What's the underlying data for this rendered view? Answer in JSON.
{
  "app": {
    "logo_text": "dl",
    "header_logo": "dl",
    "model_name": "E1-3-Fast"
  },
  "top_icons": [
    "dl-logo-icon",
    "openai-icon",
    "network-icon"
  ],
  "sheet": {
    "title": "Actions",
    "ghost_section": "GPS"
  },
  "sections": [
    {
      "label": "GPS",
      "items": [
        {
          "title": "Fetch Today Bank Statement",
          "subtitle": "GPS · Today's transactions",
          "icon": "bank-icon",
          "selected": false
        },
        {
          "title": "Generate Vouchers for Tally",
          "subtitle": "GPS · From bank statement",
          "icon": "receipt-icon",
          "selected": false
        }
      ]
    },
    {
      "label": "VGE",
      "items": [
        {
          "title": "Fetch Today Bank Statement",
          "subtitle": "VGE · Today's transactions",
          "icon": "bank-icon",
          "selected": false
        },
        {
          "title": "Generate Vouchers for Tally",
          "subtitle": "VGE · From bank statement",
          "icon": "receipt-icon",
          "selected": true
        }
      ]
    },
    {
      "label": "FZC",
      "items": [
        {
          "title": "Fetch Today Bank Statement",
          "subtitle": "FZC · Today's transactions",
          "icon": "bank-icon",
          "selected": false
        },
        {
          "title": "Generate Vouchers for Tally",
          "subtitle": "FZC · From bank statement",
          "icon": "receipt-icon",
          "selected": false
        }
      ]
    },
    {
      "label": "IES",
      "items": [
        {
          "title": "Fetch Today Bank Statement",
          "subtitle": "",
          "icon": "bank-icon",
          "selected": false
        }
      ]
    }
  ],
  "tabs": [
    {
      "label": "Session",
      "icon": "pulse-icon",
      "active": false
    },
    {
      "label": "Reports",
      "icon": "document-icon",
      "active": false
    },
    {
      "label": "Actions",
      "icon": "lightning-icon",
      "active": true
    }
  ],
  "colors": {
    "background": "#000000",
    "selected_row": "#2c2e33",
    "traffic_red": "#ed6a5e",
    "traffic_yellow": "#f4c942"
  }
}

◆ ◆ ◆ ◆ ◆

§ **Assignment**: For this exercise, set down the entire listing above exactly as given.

§ **Written response**:
What's the underlying data for this rendered view? Answer in JSON.
{
  "app": {
    "logo_text": "dl",
    "header_logo": "dl",
    "model_name": "E1-3-Fast"
  },
  "top_icons": [
    "dl-logo-icon",
    "openai-icon",
    "network-icon"
  ],
  "sheet": {
    "title": "Actions",
    "ghost_section": "GPS"
  },
  "sections": [
    {
      "label": "GPS",
      "items": [
        {
          "title": "Fetch Today Bank Statement",
          "subtitle": "GPS · Today's transactions",
          "icon": "bank-icon",
          "selected": false
        },
        {
          "title": "Generate Vouchers for Tally",
          "subtitle": "GPS · From bank statement",
          "icon": "receipt-icon",
          "selected": false
        }
      ]
    },
    {
      "label": "VGE",
      "items": [
        {
          "title": "Fetch Today Bank Statement",
          "subtitle": "VGE · Today's transactions",
          "icon": "bank-icon",
          "selected": false
        },
        {
          "title": "Generate Vouchers for Tally",
          "subtitle": "VGE · From bank statement",
          "icon": "receipt-icon",
          "selected": true
        }
      ]
    },
    {
      "label": "FZC",
      "items": [
        {
          "title": "Fetch Today Bank Statement",
          "subtitle": "FZC · Today's transactions",
          "icon": "bank-icon",
          "selected": false
        },
        {
          "title": "Generate Vouchers for Tally",
          "subtitle": "FZC · From bank statement",
          "icon": "receipt-icon",
          "selected": false
        }
      ]
    },
    {
      "label": "IES",
      "items": [
        {
          "title": "Fetch Today Bank Statement",
          "subtitle": "",
          "icon": "bank-icon",
          "selected": false
        }
      ]
    }
  ],
  "tabs": [
    {
      "label": "Session",
      "icon": "pulse-icon",
      "active": false
    },
    {
      "label": "Reports",
      "icon": "document-icon",
      "active": false
    },
    {
      "label": "Actions",
      "icon": "lightning-icon",
      "active": true
    }
  ],
  "colors": {
    "background": "#000000",
    "selected_row": "#2c2e33",
    "traffic_red": "#ed6a5e",
    "traffic_yellow": "#f4c942"
  }
}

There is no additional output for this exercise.